Given data START

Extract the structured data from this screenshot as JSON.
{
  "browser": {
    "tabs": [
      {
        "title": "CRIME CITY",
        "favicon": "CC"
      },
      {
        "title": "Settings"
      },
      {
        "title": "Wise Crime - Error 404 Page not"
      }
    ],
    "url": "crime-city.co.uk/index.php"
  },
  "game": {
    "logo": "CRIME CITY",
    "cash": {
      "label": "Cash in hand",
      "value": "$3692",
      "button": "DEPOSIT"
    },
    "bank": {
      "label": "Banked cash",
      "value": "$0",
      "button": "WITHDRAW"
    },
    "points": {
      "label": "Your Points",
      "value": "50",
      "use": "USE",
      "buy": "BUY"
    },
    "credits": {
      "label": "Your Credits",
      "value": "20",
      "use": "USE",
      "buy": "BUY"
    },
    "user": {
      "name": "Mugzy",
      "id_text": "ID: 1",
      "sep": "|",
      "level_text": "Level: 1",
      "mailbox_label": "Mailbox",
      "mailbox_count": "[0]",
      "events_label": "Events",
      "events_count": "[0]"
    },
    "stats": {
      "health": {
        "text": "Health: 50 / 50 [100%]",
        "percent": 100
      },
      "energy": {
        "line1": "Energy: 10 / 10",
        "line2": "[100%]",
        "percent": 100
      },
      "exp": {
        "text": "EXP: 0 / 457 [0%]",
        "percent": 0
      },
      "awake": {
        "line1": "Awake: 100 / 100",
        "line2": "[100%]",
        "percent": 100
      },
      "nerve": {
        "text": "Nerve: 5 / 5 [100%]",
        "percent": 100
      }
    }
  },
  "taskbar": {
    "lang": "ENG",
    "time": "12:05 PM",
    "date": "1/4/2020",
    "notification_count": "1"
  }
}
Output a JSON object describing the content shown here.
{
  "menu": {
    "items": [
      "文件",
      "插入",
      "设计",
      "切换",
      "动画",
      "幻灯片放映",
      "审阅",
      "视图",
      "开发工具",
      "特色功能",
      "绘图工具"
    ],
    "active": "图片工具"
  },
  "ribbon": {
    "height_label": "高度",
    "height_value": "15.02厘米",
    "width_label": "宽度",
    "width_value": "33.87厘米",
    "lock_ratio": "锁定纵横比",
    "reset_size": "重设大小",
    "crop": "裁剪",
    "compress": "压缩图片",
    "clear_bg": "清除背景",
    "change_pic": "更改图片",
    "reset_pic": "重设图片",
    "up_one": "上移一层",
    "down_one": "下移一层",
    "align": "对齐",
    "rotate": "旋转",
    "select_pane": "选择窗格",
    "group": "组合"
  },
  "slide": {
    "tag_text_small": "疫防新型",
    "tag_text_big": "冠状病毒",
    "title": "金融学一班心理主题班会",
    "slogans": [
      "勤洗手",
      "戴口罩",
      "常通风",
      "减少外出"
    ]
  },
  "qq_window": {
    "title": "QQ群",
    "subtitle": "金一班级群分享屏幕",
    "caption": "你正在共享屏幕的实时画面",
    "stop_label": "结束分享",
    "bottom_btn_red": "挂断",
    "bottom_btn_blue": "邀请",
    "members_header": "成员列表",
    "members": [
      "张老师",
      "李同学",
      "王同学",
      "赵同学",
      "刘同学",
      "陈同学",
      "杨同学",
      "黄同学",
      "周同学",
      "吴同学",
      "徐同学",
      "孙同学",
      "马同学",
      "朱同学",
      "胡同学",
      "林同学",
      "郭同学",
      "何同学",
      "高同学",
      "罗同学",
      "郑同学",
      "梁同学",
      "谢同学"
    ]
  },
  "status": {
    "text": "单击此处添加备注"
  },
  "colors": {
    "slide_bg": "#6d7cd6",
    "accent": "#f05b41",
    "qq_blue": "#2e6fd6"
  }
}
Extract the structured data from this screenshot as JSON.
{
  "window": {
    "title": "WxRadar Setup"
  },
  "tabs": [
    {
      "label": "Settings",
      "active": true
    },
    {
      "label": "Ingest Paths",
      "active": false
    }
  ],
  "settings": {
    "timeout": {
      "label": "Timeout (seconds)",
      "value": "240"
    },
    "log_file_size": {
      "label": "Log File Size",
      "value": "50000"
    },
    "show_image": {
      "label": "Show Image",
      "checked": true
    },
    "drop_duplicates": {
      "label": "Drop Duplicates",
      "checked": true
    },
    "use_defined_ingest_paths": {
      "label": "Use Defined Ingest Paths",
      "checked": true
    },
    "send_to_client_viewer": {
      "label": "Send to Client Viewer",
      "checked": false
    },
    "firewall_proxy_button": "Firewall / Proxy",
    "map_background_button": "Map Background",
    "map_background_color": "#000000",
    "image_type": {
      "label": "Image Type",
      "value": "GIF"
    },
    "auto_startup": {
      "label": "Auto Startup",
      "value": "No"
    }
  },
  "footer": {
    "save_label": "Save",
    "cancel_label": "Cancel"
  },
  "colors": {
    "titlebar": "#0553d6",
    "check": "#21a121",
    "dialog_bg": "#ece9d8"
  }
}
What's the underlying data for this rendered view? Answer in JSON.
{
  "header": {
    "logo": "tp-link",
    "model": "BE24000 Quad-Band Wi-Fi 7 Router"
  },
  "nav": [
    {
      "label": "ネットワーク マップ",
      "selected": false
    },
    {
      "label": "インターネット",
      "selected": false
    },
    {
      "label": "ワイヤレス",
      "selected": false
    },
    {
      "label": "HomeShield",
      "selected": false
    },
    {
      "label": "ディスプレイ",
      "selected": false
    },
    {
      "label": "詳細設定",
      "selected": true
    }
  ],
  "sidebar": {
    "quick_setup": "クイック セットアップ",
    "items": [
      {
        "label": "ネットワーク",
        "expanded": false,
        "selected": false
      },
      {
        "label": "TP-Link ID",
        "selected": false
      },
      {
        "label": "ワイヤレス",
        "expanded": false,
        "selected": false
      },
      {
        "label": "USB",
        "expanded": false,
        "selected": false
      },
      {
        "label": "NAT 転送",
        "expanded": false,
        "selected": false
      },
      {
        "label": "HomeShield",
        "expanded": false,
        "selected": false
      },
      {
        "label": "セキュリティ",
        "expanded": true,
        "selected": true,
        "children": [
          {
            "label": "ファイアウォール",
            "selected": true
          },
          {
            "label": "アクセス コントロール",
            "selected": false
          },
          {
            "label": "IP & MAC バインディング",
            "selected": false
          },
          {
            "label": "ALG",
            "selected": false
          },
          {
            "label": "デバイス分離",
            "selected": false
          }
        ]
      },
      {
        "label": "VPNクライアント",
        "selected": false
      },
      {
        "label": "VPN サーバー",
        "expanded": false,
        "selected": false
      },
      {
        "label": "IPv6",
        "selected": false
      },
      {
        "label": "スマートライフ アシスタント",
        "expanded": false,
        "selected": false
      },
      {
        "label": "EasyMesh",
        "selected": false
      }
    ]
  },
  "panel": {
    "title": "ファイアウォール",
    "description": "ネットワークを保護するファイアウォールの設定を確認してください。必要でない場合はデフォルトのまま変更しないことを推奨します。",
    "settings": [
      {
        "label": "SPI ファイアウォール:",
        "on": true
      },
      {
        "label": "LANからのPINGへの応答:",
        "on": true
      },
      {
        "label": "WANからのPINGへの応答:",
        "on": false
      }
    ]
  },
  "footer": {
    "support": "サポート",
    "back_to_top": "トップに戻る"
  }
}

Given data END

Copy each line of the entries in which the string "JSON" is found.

**Response to the task**.
Extract the structured data from this screenshot as JSON.
Output a JSON object describing the content shown here.
Extract the structured data from this screenshot as JSON.
What's the underlying data for this rendered view? Answer in JSON.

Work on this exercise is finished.